There are multiple reasons for that:
the changes might severely interfere with the work of the editors working on the live website;
the changes might modify the format of some API calls responses that are required by the live website, and break the experience for end users;
the changes could be accidentally wrong, and produce important loss of data.
Using environments, you can instead use the following safe workflow:
Create a new sandbox environment, forking the primary one. From now on, exclusively work inside the sandbox — this will safeguard you from all the problems just mentioned above!
Create a branch in the Git repository of your website/app, and inside it, start reading content from the sandbox environment instead of the primary environment;
Manually write a migration script (or auto-generate it). As we'll cover thoroughly in the next sections, a migration script is just a sequence of API calls to the Content Management API that produces some changes to the schema of an environment;
Run the migration script on the sandbox environment to apply the changes;
Adapt the code of your website/app to the changes.
If you make any changes to the migration script after running it, you can re-test it by simply repeating steps 1, 3 and 4.
Just like Git branches, environments let multiple development teams work simultaneously on different changes to the content schema, without interfering with each other. Everyone has their copy of the schema, and can test/iterate freely.
As long as you are working in a sandbox environment, you may not even need it a migration script, and just make your changes to models/fields using the interface... but eventually the time will come to merge your work and changes into production.
The primary environment at this point, however, may have changed by a lot; we can't just promote our sandbox environment to primary, because it is stuck at a past snapshot of the primary environment made at the time of the fork, and we would lose all the work done in the primary environment from that point forward.
Having an explicit migration script makes your changes reproducible. It allows the exact same steps tested in the sandbox environment to be performed on the primary environment itself!
Let's see exactly how in the next section.
By writing migration scripts by hand, you loose one of the core strengths of DatoCMS: the convenience of a graphical interface for editing your content schema.
Fortunately, you can also auto-generate migration scripts! In this case, you can make the necessary changes to the schema via UI, and get back a migration script with a sequence of API calls that produce the same results.
Once everything is ready to be shipped in production, follow this process — of course it can be adapted to your specific deployment workflow:

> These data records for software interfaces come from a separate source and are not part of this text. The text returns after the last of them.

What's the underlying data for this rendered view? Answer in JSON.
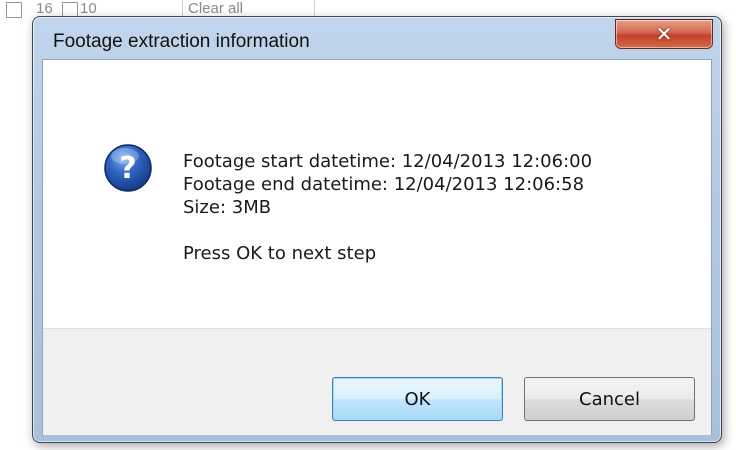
{
  "background": {
    "fragments": [
      "16",
      "10",
      "Clear all"
    ]
  },
  "dialog": {
    "title": "Footage extraction information",
    "close_icon": "close-x-icon",
    "icon": "question-icon",
    "message_lines": [
      "Footage start datetime: 12/04/2013 12:06:00",
      "Footage end datetime: 12/04/2013 12:06:58",
      "Size: 3MB"
    ],
    "prompt": "Press OK to next step",
    "buttons": {
      "ok": "OK",
      "cancel": "Cancel"
    }
  },
  "colors": {
    "accent": "#3c7fb1",
    "close_button": "#c2402a",
    "question_icon": "#1f4f9c"
  }
}
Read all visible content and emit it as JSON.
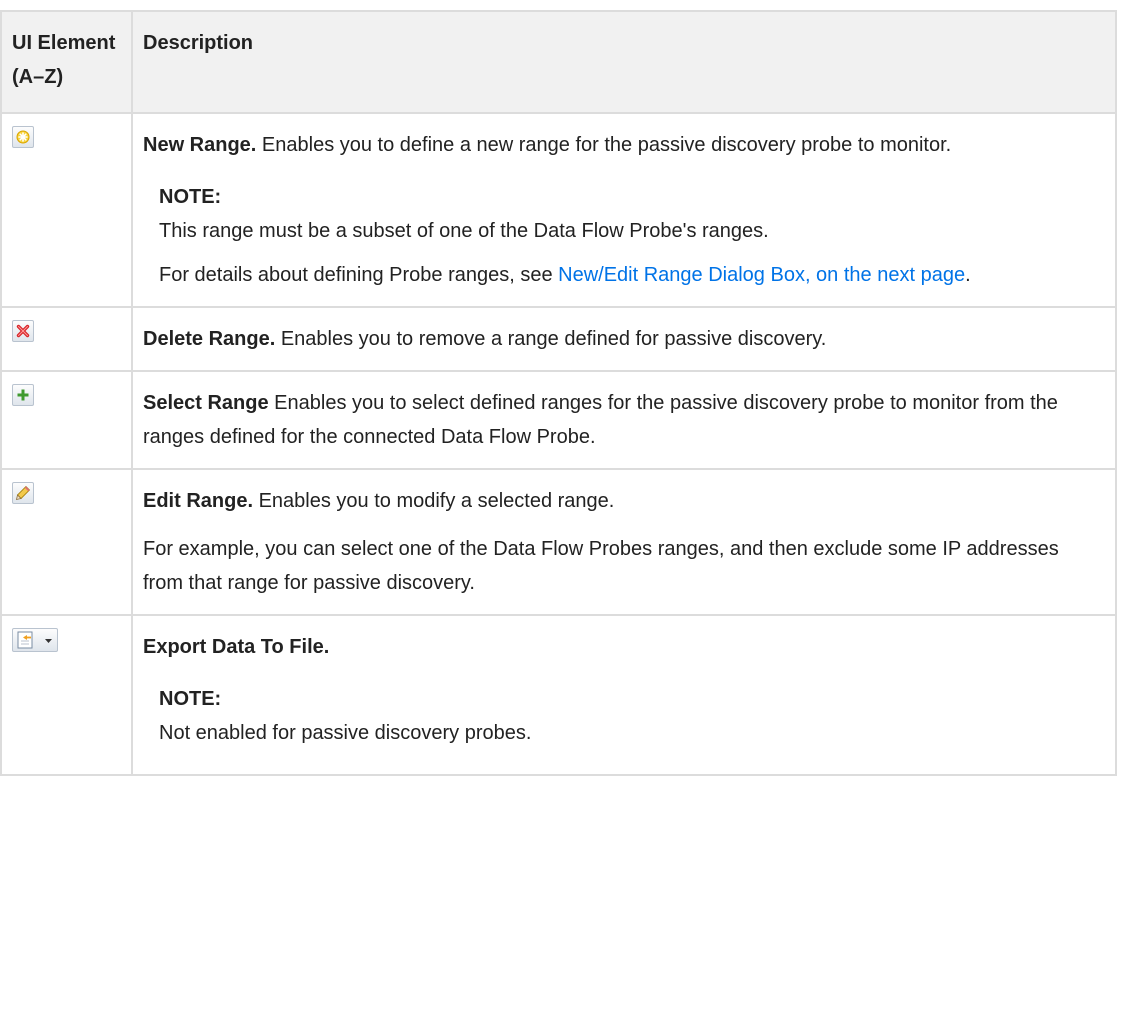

Turn on Maintenance Mode, so that during the deployment process no one can write new data on the primary environment. Before enabling maintenance mode, DatoCMS will warn you if other collaborators are currently working on some content, so you can decide to postpone the deployment and contact the editors.
Merge the Git feature branch containing the adaptation of your website/app code to the new changes;
Fork the primary env into a new sandbox environment, and re-run the migration script on it;
Promote the sandbox environment to be the new primary. The old primary environment will in turn become a sandbox, ready to be promoted again as an instant rollback in case of errors you might find later on in production. We put no expiration dates on sandbox environments, which means that development teams can potentially create multiple restore points;
Deploy your website/app with the merged changes;
Test that everything works on your live website/app;
Turn off maintenance mode to allow content editors to get back to their regular work on the new primary.
To learn more, visit the Apply migrations to primary environment guide.
If the team relies heavily on automated testing, environments can be created programmatically and just for the duration of a test. Once it has successfully passed, the environment can be programmatically deleted.
Environments enable continuous integration by allowing you to create a “template environment” to use during tests. This template maintains the exact state you need to run your tests. Because environments are meant to be used as temporary entities for isolation, you don’t need to run any clean-up tasks.
Instead, just delete and recreate a new environment for every test.